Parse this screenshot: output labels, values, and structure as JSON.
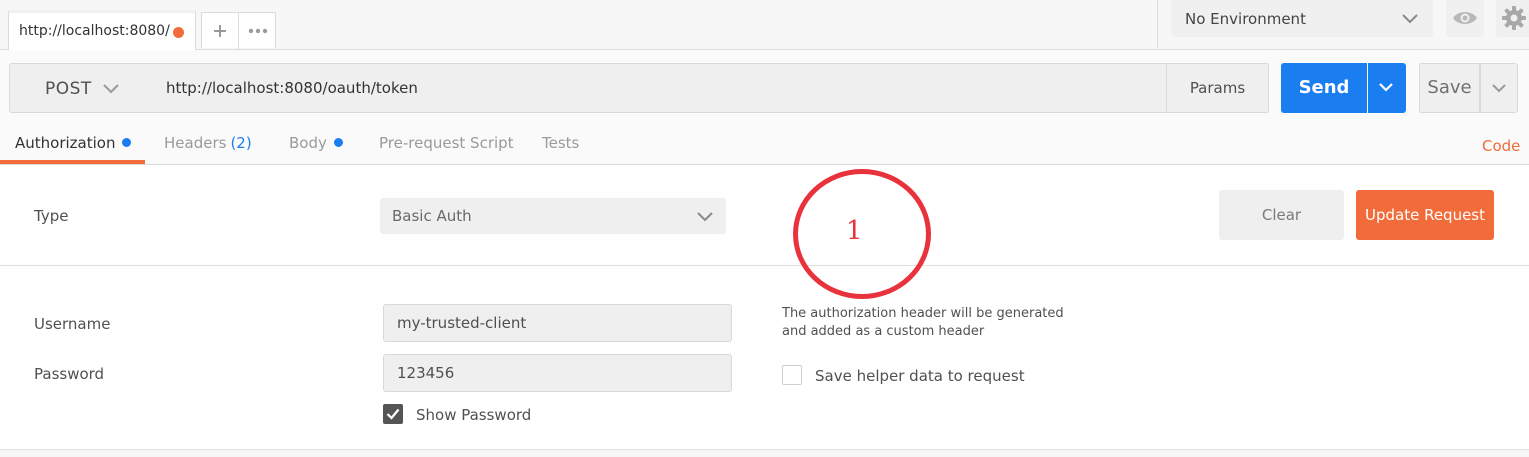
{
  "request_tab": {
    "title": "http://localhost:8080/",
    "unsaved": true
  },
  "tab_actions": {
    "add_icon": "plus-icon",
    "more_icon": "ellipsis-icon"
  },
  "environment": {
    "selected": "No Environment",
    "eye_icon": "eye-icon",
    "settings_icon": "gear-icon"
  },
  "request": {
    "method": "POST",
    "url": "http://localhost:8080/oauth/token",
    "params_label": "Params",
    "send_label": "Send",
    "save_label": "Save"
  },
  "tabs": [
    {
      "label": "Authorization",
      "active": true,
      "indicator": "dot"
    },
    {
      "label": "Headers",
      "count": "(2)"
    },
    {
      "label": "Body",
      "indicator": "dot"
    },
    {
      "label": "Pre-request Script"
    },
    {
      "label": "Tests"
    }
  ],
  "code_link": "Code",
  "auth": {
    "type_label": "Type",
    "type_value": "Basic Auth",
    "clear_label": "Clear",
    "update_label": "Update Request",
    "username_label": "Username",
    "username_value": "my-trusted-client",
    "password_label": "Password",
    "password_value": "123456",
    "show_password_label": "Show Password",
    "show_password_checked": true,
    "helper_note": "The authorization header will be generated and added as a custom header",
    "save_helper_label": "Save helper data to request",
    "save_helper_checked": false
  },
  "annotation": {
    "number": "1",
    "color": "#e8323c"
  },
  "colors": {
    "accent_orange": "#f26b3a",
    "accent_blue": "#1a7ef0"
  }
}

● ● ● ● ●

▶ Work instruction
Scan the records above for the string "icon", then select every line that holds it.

▶ Answer section
    "add_icon": "plus-icon",
    "more_icon": "ellipsis-icon"
    "eye_icon": "eye-icon",
    "settings_icon": "gear-icon"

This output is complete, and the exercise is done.